Your answer should hold every line of the records below that contains the string "kind".

(Data excerpts)
================================

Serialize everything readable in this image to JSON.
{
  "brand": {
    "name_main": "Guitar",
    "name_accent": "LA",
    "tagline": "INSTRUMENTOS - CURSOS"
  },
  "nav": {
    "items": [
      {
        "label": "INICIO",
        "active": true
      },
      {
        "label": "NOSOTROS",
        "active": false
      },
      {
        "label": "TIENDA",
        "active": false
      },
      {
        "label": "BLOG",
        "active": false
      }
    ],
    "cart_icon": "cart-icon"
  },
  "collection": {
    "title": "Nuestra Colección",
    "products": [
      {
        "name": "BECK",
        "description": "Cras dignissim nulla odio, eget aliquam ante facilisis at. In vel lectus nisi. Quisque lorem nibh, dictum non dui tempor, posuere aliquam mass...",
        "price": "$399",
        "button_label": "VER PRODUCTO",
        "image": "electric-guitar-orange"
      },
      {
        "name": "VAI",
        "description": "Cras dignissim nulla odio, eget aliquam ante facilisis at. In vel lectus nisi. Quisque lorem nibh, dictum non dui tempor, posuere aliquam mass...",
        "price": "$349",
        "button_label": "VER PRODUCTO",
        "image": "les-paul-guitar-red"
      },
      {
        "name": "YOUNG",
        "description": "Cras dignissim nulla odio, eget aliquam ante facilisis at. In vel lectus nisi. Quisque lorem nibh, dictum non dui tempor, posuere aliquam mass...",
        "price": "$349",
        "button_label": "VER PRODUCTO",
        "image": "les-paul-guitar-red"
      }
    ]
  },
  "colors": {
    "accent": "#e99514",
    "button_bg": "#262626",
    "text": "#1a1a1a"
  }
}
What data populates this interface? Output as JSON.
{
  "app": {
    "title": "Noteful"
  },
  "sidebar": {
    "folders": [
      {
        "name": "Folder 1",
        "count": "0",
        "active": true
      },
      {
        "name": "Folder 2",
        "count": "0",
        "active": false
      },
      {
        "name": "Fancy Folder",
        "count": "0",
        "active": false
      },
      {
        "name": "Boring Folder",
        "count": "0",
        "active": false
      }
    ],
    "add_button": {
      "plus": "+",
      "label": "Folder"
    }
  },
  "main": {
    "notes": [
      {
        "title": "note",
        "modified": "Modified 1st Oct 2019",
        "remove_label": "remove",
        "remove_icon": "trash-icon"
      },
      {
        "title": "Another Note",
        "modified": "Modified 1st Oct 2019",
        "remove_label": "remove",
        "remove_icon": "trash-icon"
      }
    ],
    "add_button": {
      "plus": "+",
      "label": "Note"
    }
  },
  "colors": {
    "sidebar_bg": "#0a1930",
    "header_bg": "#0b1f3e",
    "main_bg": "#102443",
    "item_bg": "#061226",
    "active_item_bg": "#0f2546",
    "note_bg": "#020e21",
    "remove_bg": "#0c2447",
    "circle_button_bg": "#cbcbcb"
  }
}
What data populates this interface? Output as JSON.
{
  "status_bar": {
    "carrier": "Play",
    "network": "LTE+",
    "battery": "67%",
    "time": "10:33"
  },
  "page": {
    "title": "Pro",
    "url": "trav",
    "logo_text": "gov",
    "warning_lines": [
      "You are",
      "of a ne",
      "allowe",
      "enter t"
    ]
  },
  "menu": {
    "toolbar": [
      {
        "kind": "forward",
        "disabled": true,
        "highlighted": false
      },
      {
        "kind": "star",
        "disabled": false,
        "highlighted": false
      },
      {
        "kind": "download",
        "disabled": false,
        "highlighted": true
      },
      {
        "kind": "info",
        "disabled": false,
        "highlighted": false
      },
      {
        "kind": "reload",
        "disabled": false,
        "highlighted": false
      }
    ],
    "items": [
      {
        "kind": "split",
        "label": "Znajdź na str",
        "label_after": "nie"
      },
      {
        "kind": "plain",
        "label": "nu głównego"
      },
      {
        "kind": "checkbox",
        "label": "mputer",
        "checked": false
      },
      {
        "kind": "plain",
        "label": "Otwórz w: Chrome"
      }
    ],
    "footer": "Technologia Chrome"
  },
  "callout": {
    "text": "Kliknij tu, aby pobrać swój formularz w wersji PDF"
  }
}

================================

- [ANSWER BOX]
        "kind": "forward",
        "kind": "star",
        "kind": "download",
        "kind": "info",
        "kind": "reload",
        "kind": "split",
        "kind": "plain",
        "kind": "checkbox",
        "kind": "plain",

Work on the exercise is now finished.